Telly
Jason Todd with the ReSET Telemedicine system

Rural territories in the United States continue to experience a shortage of neurologists and physicians experienced in the use of "clot-busting" medications. Fortunately, new technologies using high quality video and voice information in both directions from the stroke specialist to the location of the patient experiencing stroke symptoms allows safe and reliable diagnosis and treatment with tPA. Teleradiology – the remote review of brain scan images – is an important part of this decision-making.

Neurologists are 10 times more likely to make the correct treatment decision when using telemedicine and the use of telemedicine increases the use of and decreases the time to starting stroke treatment. The use of Telemedicine is now part of the stroke management guidelines.

TIME IS BRAIN

Telemedicine was already used in Parkview hospitals to assist in the management of intensive care patients.
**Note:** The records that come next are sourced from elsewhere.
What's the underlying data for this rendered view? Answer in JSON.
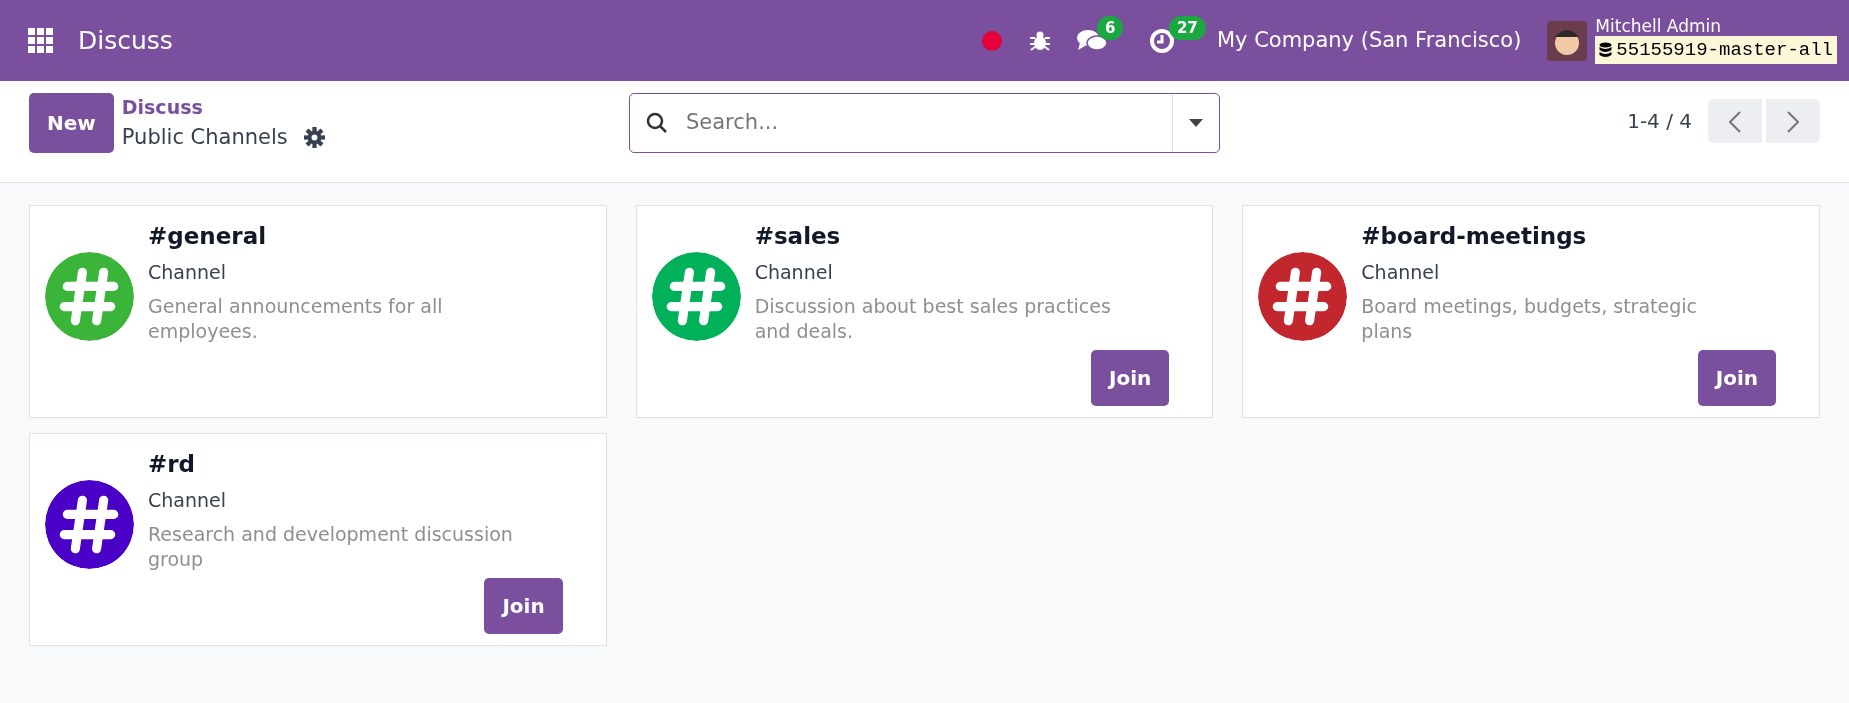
{
  "navbar": {
    "app_name": "Discuss",
    "messages_count": "6",
    "activities_count": "27",
    "company": "My Company (San Francisco)",
    "user": "Mitchell Admin",
    "database": "55155919-master-all"
  },
  "control_panel": {
    "new_button": "New",
    "breadcrumb": "Discuss",
    "title": "Public Channels",
    "search": {
      "placeholder": "Search..."
    },
    "pager": "1-4 / 4"
  },
  "channels": [
    {
      "name": "#general",
      "type": "Channel",
      "description": "General announcements for all employees.",
      "color": "#3ab53a"
    },
    {
      "name": "#sales",
      "type": "Channel",
      "description": "Discussion about best sales practices and deals.",
      "color": "#00b15a",
      "action": "Join"
    },
    {
      "name": "#board-meetings",
      "type": "Channel",
      "description": "Board meetings, budgets, strategic plans",
      "color": "#c1272d",
      "action": "Join"
    },
    {
      "name": "#rd",
      "type": "Channel",
      "description": "Research and development discussion group",
      "color": "#4b00c8",
      "action": "Join"
    }
  ]
}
The Fort Wayne Neurological Center (FWNC) and Parkview Hospital started providing remote stroke consultation and treatment at the Parkview community hospitals in March of 2007 using the InTouch RP-7 robots.

RP-7 robot
InTouch RP-7 robot

While this approach was very effective, it quickly became apparent that it was difficult to convince regional hospitals to participate because of the high cost of these robots.

In order to expand the availability of stroke telemedicine, Jason Todd from the Parkview IT department and former FWNC NeuroInterventionalist, Dr. Nils Mueller, designed a more cost-effective, non-commercial Telemedicine system called ReSET (Remote Stroke Evaluation Tool). With this tool, the physicians of the FWNC have been able to offer remote stroke treatment at all hospitals participating in the StrokeCareNow Network, thereby greatly improving stroke patients' access to effective treatment

This technology and the close cooperation of the hospitals brokered by the network also helps us to quickly identify patients who may benefit from treatment options beyond the intravenous thrombolysis available in their regional hospital, and to transfer them efficiently to Fort Wayne for intra-arterial stroke therapy and cutting-edge research protocols.